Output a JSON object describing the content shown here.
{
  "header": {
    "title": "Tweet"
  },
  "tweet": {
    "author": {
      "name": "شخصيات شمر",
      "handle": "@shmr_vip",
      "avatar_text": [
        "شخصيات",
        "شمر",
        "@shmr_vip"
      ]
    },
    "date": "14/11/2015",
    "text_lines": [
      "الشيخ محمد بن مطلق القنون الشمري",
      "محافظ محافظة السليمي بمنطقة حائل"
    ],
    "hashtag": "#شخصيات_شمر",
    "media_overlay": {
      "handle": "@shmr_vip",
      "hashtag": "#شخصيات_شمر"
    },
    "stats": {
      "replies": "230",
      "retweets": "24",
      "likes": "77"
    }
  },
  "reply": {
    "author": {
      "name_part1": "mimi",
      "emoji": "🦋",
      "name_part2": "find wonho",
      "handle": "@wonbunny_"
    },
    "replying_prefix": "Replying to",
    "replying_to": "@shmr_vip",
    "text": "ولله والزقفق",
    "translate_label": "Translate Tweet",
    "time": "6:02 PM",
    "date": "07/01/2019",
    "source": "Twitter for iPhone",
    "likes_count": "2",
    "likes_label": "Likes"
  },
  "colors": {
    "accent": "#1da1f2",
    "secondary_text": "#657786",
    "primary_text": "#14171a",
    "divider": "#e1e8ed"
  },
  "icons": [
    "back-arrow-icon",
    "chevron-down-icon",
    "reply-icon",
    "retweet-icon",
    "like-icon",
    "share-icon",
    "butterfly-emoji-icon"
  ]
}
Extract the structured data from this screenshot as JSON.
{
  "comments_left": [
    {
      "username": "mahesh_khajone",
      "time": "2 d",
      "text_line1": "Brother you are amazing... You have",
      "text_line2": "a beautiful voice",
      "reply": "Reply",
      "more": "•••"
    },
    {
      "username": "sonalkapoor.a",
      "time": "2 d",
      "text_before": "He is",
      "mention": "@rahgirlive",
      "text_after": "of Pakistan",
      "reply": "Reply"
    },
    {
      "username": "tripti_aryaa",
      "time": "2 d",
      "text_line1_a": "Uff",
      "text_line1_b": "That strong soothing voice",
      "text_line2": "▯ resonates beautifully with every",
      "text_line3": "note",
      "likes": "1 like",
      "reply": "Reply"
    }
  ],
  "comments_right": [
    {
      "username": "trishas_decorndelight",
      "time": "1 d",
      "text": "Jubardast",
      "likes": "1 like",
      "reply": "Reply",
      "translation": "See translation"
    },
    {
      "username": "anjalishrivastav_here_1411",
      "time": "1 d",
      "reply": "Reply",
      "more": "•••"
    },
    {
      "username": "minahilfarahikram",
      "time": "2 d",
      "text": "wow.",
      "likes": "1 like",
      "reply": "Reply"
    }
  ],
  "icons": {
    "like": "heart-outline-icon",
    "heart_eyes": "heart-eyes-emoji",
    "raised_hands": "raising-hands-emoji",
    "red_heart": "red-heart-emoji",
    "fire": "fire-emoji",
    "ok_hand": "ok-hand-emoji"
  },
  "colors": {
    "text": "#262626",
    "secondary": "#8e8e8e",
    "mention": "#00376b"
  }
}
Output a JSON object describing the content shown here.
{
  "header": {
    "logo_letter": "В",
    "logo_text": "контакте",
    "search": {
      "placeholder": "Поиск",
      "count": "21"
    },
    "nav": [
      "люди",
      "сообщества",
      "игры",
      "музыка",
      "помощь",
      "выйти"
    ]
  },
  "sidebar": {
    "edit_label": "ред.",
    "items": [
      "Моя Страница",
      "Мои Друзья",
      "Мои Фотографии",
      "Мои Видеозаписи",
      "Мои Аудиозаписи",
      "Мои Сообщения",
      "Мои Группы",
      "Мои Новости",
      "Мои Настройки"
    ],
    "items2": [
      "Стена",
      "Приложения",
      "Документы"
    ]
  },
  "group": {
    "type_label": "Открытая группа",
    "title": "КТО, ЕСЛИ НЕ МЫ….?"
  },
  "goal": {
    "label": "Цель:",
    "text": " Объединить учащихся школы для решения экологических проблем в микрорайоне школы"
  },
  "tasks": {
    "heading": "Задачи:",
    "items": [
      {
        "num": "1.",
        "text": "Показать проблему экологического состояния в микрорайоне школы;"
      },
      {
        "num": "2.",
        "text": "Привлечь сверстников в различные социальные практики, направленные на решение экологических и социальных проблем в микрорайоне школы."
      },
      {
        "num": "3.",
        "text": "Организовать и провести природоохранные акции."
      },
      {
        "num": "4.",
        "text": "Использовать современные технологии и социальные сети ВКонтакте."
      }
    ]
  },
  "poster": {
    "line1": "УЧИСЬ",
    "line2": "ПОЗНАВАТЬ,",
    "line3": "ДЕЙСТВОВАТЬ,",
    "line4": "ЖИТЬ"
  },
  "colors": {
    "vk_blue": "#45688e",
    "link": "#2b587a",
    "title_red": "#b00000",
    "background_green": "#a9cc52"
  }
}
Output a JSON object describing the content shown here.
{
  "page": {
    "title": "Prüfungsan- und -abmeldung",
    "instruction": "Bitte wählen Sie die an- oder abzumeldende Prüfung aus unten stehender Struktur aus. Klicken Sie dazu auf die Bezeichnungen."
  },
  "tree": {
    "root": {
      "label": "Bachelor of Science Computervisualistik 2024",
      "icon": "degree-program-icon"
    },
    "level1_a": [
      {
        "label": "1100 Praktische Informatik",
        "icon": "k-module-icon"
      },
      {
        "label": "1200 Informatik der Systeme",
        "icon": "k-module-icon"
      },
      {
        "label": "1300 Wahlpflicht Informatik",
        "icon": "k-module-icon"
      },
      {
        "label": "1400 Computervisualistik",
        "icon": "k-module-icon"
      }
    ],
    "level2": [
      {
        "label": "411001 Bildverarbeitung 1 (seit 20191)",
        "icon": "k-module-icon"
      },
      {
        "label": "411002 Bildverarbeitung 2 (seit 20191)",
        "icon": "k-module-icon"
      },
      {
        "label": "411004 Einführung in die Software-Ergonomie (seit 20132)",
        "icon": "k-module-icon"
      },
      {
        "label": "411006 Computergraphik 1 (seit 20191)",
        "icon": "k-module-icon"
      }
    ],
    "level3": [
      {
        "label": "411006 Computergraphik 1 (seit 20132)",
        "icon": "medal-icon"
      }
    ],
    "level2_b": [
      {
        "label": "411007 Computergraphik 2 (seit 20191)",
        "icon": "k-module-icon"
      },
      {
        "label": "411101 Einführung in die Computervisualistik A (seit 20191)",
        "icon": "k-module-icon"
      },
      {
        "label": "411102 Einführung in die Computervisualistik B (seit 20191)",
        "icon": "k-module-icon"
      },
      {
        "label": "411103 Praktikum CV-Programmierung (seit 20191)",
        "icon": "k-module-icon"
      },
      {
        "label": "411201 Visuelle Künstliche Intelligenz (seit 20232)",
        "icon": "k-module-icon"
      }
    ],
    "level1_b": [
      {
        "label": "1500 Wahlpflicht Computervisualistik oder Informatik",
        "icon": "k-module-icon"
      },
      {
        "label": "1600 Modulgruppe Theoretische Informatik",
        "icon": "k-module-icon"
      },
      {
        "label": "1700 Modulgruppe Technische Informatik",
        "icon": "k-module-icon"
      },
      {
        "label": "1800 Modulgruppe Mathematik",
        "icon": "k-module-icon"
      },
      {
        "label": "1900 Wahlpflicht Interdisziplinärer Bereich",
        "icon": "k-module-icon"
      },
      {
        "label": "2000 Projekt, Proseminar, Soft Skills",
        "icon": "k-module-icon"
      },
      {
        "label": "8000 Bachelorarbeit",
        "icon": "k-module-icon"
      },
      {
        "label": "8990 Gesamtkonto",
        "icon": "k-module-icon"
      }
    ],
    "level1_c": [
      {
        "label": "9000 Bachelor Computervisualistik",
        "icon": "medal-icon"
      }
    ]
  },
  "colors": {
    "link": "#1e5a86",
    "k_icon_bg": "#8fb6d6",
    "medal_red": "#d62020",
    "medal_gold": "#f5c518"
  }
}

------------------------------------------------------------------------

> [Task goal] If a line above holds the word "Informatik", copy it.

> [Output of the exercise]
        "label": "1100 Praktische Informatik",
        "label": "1200 Informatik der Systeme",
        "label": "1300 Wahlpflicht Informatik",
        "label": "1500 Wahlpflicht Computervisualistik oder Informatik",
        "label": "1600 Modulgruppe Theoretische Informatik",
        "label": "1700 Modulgruppe Technische Informatik",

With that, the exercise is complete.